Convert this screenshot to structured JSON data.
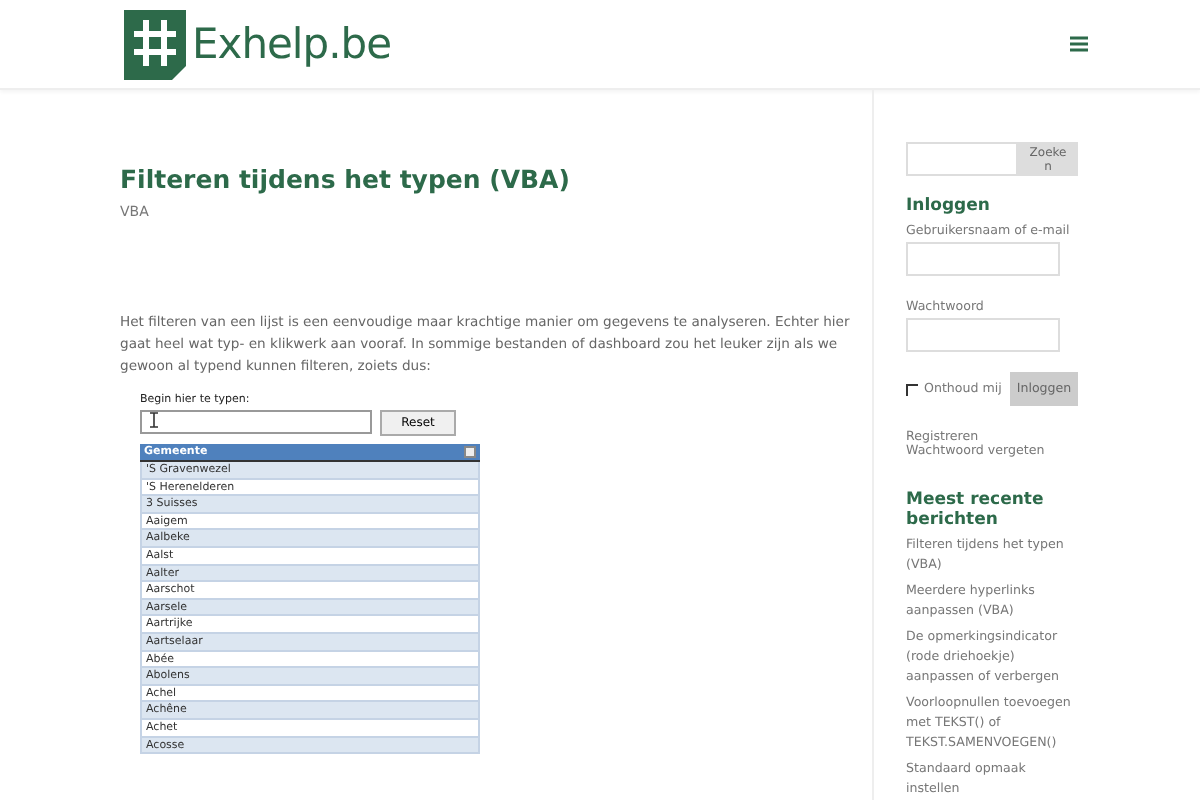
{
  "header": {
    "logo_text": "Exhelp.be"
  },
  "article": {
    "title": "Filteren tijdens het typen (VBA)",
    "category": "VBA",
    "paragraph": "Het filteren van een lijst is een eenvoudige maar krachtige manier om gegevens te analyseren. Echter hier gaat heel wat typ- en klikwerk aan vooraf. In sommige bestanden of dashboard zou het leuker zijn als we gewoon al typend kunnen filteren, zoiets dus:",
    "spreadsheet": {
      "input_label": "Begin hier te typen:",
      "reset_button": "Reset",
      "column_header": "Gemeente",
      "rows": [
        "'S Gravenwezel",
        "'S Herenelderen",
        "3 Suisses",
        "Aaigem",
        "Aalbeke",
        "Aalst",
        "Aalter",
        "Aarschot",
        "Aarsele",
        "Aartrijke",
        "Aartselaar",
        "Abée",
        "Abolens",
        "Achel",
        "Achêne",
        "Achet",
        "Acosse"
      ]
    }
  },
  "sidebar": {
    "search_button": "Zoeke n",
    "login": {
      "heading": "Inloggen",
      "username_label": "Gebruikersnaam of e-mail",
      "password_label": "Wachtwoord",
      "remember": {
        "label": "Onthoud mij",
        "checked": false
      },
      "submit": "Inloggen",
      "links": [
        "Registreren",
        "Wachtwoord vergeten"
      ]
    },
    "recent": {
      "heading": "Meest recente berichten",
      "posts": [
        "Filteren tijdens het typen (VBA)",
        "Meerdere hyperlinks aanpassen (VBA)",
        "De opmerkingsindicator (rode driehoekje) aanpassen of verbergen",
        "Voorloopnullen toevoegen met TEKST() of TEKST.SAMENVOEGEN()",
        "Standaard opmaak instellen"
      ]
    }
  }
}
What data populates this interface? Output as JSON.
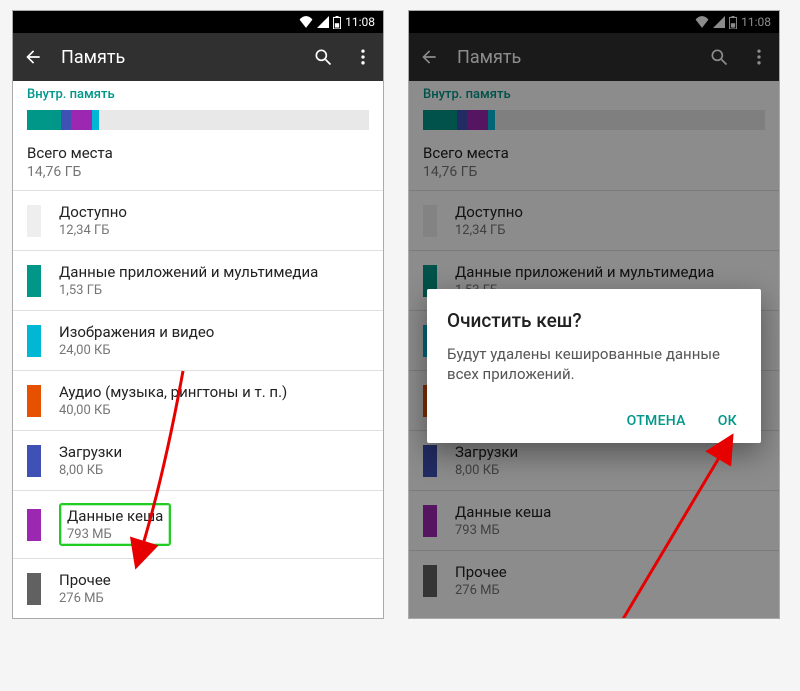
{
  "statusbar": {
    "time": "11:08"
  },
  "appbar": {
    "title": "Память"
  },
  "section_label": "Внутр. память",
  "storage_segments": [
    {
      "color": "#009688",
      "pct": 10
    },
    {
      "color": "#3f51b5",
      "pct": 3
    },
    {
      "color": "#9c27b0",
      "pct": 6
    },
    {
      "color": "#00b8d4",
      "pct": 2
    },
    {
      "color": "#e8e8e8",
      "pct": 79
    }
  ],
  "total": {
    "label": "Всего места",
    "value": "14,76 ГБ"
  },
  "rows": [
    {
      "color": "#eeeeee",
      "label": "Доступно",
      "value": "12,34 ГБ"
    },
    {
      "color": "#009688",
      "label": "Данные приложений и мультимедиа",
      "value": "1,53 ГБ"
    },
    {
      "color": "#00b8d4",
      "label": "Изображения и видео",
      "value": "24,00 КБ"
    },
    {
      "color": "#e65100",
      "label": "Аудио (музыка, рингтоны и т. п.)",
      "value": "40,00 КБ"
    },
    {
      "color": "#3f51b5",
      "label": "Загрузки",
      "value": "8,00 КБ"
    },
    {
      "color": "#9c27b0",
      "label": "Данные кеша",
      "value": "793 МБ",
      "highlight": true
    },
    {
      "color": "#616161",
      "label": "Прочее",
      "value": "276 МБ"
    }
  ],
  "dialog": {
    "title": "Очистить кеш?",
    "message": "Будут удалены кешированные данные всех приложений.",
    "cancel": "ОТМЕНА",
    "ok": "ОК"
  }
}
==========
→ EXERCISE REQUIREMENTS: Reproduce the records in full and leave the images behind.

→ WRITTEN RESPONSE:
Convert this screenshot to structured JSON data.
{
  "header": {
    "logo_text": "Exhelp.be"
  },
  "article": {
    "title": "Filteren tijdens het typen (VBA)",
    "category": "VBA",
    "paragraph": "Het filteren van een lijst is een eenvoudige maar krachtige manier om gegevens te analyseren. Echter hier gaat heel wat typ- en klikwerk aan vooraf. In sommige bestanden of dashboard zou het leuker zijn als we gewoon al typend kunnen filteren, zoiets dus:",
    "spreadsheet": {
      "input_label": "Begin hier te typen:",
      "reset_button": "Reset",
      "column_header": "Gemeente",
      "rows": [
        "'S Gravenwezel",
        "'S Herenelderen",
        "3 Suisses",
        "Aaigem",
        "Aalbeke",
        "Aalst",
        "Aalter",
        "Aarschot",
        "Aarsele",
        "Aartrijke",
        "Aartselaar",
        "Abée",
        "Abolens",
        "Achel",
        "Achêne",
        "Achet",
        "Acosse"
      ]
    }
  },
  "sidebar": {
    "search_button": "Zoeke n",
    "login": {
      "heading": "Inloggen",
      "username_label": "Gebruikersnaam of e-mail",
      "password_label": "Wachtwoord",
      "remember": {
        "label": "Onthoud mij",
        "checked": false
      },
      "submit": "Inloggen",
      "links": [
        "Registreren",
        "Wachtwoord vergeten"
      ]
    },
    "recent": {
      "heading": "Meest recente berichten",
      "posts": [
        "Filteren tijdens het typen (VBA)",
        "Meerdere hyperlinks aanpassen (VBA)",
        "De opmerkingsindicator (rode driehoekje) aanpassen of verbergen",
        "Voorloopnullen toevoegen met TEKST() of TEKST.SAMENVOEGEN()",
        "Standaard opmaak instellen"
      ]
    }
  }
}
What data populates this interface? Output as JSON.
{
  "statusbar": {
    "time": "11:08"
  },
  "appbar": {
    "title": "Память"
  },
  "section_label": "Внутр. память",
  "storage_segments": [
    {
      "color": "#009688",
      "pct": 10
    },
    {
      "color": "#3f51b5",
      "pct": 3
    },
    {
      "color": "#9c27b0",
      "pct": 6
    },
    {
      "color": "#00b8d4",
      "pct": 2
    },
    {
      "color": "#e8e8e8",
      "pct": 79
    }
  ],
  "total": {
    "label": "Всего места",
    "value": "14,76 ГБ"
  },
  "rows": [
    {
      "color": "#eeeeee",
      "label": "Доступно",
      "value": "12,34 ГБ"
    },
    {
      "color": "#009688",
      "label": "Данные приложений и мультимедиа",
      "value": "1,53 ГБ"
    },
    {
      "color": "#00b8d4",
      "label": "Изображения и видео",
      "value": "24,00 КБ"
    },
    {
      "color": "#e65100",
      "label": "Аудио (музыка, рингтоны и т. п.)",
      "value": "40,00 КБ"
    },
    {
      "color": "#3f51b5",
      "label": "Загрузки",
      "value": "8,00 КБ"
    },
    {
      "color": "#9c27b0",
      "label": "Данные кеша",
      "value": "793 МБ",
      "highlight": true
    },
    {
      "color": "#616161",
      "label": "Прочее",
      "value": "276 МБ"
    }
  ],
  "dialog": {
    "title": "Очистить кеш?",
    "message": "Будут удалены кешированные данные всех приложений.",
    "cancel": "ОТМЕНА",
    "ok": "ОК"
  }
}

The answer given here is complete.